- _PROBLEM REQUIREMENTS_: Among the entries below, find every line that has "ndap" and pull it out.

══════════

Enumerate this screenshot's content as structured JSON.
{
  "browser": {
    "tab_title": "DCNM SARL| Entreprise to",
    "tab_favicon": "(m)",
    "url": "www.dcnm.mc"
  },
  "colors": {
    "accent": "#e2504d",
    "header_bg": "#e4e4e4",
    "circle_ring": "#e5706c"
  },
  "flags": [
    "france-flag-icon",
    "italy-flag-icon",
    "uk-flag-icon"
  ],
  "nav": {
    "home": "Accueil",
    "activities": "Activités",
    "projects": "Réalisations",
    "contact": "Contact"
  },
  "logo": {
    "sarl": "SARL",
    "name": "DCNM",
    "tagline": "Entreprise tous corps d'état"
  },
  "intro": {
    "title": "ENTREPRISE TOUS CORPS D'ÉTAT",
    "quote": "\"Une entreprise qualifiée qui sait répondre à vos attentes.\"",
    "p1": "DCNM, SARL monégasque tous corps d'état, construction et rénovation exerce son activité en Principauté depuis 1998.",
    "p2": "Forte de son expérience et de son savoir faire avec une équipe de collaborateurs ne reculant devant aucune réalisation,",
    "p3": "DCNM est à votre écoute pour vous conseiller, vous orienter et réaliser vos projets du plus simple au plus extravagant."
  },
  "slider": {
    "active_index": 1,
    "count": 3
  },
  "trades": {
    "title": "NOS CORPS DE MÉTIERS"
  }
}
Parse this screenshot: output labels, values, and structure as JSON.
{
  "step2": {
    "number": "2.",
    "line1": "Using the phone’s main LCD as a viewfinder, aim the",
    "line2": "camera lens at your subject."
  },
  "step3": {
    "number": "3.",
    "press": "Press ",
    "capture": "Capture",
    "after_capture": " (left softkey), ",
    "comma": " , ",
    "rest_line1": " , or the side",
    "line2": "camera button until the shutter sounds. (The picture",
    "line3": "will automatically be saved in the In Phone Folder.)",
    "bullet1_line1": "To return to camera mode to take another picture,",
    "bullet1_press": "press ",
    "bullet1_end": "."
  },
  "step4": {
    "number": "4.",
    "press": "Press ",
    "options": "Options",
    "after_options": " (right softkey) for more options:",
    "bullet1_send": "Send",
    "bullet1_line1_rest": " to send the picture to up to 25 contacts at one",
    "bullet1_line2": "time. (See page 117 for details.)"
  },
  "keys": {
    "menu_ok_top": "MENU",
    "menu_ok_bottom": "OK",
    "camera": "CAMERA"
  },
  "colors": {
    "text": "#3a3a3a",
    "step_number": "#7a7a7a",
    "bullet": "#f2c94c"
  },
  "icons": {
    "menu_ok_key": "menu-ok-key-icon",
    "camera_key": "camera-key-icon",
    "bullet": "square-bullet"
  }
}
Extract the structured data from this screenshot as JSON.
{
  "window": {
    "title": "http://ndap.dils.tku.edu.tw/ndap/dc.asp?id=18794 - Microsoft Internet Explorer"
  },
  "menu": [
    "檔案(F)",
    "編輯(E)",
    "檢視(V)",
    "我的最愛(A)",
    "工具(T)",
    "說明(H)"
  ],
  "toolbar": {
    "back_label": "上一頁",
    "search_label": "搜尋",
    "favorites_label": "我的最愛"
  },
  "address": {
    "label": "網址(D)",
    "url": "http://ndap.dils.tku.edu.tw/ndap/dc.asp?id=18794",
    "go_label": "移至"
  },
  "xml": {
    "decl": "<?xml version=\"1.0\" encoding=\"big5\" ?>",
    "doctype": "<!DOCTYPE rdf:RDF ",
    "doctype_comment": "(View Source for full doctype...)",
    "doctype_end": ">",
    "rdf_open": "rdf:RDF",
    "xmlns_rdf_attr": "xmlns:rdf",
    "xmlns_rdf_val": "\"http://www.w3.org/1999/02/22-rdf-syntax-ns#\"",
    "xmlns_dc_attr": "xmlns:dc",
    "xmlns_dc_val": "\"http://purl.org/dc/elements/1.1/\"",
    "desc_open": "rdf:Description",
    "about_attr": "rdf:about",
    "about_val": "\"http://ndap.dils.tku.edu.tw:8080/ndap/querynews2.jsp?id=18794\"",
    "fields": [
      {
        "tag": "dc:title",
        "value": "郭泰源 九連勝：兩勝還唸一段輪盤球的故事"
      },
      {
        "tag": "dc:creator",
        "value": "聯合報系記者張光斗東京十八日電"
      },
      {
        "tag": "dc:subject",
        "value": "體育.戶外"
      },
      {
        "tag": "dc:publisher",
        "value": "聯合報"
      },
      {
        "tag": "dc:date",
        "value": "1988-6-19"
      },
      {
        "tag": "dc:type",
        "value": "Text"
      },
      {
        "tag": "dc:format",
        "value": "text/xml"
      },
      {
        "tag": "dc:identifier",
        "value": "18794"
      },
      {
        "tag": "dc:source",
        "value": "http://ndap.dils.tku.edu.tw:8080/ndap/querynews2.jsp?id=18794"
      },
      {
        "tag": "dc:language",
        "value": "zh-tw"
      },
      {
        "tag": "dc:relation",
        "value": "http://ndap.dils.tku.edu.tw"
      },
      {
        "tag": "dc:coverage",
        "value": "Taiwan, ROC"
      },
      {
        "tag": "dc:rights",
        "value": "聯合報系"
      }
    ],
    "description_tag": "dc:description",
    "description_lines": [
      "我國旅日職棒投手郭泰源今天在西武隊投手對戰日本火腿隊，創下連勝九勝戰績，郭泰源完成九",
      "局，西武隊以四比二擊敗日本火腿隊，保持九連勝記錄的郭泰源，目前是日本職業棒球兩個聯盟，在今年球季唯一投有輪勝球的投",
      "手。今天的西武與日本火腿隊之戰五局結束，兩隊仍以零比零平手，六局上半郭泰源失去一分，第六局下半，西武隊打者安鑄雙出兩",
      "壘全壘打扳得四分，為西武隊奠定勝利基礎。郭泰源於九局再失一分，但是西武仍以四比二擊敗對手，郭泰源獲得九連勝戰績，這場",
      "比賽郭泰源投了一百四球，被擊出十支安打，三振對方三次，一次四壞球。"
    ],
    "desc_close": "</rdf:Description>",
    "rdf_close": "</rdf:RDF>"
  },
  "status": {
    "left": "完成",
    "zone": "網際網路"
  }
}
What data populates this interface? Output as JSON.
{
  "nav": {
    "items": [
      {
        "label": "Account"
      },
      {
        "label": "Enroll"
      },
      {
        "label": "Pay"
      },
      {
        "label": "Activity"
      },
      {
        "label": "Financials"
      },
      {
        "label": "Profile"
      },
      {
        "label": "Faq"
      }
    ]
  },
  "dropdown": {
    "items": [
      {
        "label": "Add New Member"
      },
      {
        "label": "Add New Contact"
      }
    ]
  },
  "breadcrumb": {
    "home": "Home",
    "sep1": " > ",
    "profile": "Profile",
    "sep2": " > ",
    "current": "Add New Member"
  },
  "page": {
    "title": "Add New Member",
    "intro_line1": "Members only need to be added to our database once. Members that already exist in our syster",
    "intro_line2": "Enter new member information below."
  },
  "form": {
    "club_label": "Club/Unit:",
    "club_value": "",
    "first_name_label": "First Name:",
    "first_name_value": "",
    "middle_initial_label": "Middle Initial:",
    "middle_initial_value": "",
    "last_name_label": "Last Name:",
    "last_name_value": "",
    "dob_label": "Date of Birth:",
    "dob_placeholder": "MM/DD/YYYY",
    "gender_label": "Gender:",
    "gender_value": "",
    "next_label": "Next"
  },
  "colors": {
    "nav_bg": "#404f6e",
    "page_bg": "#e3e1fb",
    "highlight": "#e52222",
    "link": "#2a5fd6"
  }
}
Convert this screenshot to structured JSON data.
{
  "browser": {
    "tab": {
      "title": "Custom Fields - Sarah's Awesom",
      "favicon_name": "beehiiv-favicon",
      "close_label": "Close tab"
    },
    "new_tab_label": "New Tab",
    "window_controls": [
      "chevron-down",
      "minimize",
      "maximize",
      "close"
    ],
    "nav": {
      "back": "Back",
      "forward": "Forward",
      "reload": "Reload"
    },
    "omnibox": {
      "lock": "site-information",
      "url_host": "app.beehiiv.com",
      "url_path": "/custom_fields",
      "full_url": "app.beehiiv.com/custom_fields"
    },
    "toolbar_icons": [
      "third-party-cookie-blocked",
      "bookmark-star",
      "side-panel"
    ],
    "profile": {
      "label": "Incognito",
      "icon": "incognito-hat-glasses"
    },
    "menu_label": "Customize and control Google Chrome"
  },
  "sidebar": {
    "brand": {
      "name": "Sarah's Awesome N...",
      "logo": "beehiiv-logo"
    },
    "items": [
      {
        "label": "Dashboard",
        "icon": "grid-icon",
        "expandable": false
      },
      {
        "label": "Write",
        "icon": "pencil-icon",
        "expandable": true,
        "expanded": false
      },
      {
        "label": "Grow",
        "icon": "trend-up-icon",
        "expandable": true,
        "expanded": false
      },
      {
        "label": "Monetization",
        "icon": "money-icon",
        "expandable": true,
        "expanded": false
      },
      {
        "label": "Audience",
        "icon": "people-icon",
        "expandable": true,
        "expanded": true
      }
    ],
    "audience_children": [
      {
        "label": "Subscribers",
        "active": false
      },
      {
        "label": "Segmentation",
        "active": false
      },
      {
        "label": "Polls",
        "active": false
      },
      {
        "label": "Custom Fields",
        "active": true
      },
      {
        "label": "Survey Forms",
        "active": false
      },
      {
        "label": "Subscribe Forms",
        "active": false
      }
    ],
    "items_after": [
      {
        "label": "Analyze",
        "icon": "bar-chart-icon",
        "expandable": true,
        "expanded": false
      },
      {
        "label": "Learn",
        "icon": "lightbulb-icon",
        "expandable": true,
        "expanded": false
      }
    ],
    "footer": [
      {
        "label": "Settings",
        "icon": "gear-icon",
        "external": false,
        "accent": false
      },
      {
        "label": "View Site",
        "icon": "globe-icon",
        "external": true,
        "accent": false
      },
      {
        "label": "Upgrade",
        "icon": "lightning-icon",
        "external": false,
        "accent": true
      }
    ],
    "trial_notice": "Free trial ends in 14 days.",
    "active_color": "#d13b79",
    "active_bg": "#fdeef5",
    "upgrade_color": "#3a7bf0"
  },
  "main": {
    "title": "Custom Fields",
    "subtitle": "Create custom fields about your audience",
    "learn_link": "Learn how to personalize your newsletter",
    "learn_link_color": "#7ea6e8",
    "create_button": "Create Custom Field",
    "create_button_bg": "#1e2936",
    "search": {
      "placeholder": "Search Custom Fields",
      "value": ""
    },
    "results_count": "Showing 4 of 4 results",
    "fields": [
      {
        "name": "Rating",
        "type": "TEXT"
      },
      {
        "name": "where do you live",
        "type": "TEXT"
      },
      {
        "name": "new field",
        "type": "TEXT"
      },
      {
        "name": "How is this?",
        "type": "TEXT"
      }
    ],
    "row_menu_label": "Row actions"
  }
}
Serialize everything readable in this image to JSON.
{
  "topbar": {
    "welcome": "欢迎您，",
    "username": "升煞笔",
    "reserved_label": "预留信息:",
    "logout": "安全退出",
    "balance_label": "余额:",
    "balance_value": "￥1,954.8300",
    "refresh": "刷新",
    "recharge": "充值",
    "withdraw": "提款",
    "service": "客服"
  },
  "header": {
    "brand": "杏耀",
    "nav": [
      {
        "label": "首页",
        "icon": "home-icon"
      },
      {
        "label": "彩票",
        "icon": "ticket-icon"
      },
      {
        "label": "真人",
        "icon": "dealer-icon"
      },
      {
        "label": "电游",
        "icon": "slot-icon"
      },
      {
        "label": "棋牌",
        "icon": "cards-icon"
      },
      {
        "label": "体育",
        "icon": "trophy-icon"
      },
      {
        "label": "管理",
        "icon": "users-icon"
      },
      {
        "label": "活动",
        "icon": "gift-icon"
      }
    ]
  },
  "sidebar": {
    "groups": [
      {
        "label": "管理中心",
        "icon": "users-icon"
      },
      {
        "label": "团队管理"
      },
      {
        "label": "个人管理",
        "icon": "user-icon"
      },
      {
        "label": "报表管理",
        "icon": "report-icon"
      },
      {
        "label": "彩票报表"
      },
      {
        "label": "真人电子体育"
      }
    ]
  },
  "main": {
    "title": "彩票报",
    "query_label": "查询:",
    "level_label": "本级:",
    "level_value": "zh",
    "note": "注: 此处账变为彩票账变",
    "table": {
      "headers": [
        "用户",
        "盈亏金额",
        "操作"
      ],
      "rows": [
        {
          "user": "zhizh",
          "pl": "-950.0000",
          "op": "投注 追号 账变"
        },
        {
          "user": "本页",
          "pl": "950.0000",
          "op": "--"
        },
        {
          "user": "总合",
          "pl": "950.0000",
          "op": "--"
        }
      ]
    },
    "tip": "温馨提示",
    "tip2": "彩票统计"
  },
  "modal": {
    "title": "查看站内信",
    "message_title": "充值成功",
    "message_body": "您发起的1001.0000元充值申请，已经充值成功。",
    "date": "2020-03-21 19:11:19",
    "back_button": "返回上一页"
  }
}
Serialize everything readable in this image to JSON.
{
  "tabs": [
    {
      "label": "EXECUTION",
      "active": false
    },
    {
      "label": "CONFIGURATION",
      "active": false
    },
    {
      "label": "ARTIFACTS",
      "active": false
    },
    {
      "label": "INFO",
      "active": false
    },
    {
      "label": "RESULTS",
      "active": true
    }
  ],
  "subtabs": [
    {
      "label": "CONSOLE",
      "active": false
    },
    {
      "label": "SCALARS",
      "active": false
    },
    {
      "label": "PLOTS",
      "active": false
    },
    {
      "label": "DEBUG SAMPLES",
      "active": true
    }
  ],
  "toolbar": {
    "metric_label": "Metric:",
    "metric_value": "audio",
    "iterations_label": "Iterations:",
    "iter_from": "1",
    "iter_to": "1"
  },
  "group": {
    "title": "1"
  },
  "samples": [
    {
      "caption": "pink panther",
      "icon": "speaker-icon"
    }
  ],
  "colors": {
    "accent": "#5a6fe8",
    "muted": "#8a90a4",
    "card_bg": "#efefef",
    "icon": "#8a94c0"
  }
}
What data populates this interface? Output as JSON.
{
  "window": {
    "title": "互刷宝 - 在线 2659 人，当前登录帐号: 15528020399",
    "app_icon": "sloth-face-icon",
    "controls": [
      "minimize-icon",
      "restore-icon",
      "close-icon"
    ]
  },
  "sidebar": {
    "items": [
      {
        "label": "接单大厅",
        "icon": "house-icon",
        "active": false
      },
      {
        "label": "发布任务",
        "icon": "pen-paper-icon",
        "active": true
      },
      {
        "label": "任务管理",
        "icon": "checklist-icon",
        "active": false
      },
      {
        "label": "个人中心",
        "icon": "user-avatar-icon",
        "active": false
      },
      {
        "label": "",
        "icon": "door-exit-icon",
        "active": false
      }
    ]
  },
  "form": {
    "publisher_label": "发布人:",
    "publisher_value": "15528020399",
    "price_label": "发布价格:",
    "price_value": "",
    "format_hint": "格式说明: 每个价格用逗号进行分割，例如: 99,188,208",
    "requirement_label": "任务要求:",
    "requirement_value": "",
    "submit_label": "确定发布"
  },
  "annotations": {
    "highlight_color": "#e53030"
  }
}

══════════

- _TASK RESULT_:
    "title": "http://ndap.dils.tku.edu.tw/ndap/dc.asp?id=18794 - Microsoft Internet Explorer"
    "url": "http://ndap.dils.tku.edu.tw/ndap/dc.asp?id=18794",
    "about_val": "\"http://ndap.dils.tku.edu.tw:8080/ndap/querynews2.jsp?id=18794\"",
        "value": "http://ndap.dils.tku.edu.tw:8080/ndap/querynews2.jsp?id=18794"
        "value": "http://ndap.dils.tku.edu.tw"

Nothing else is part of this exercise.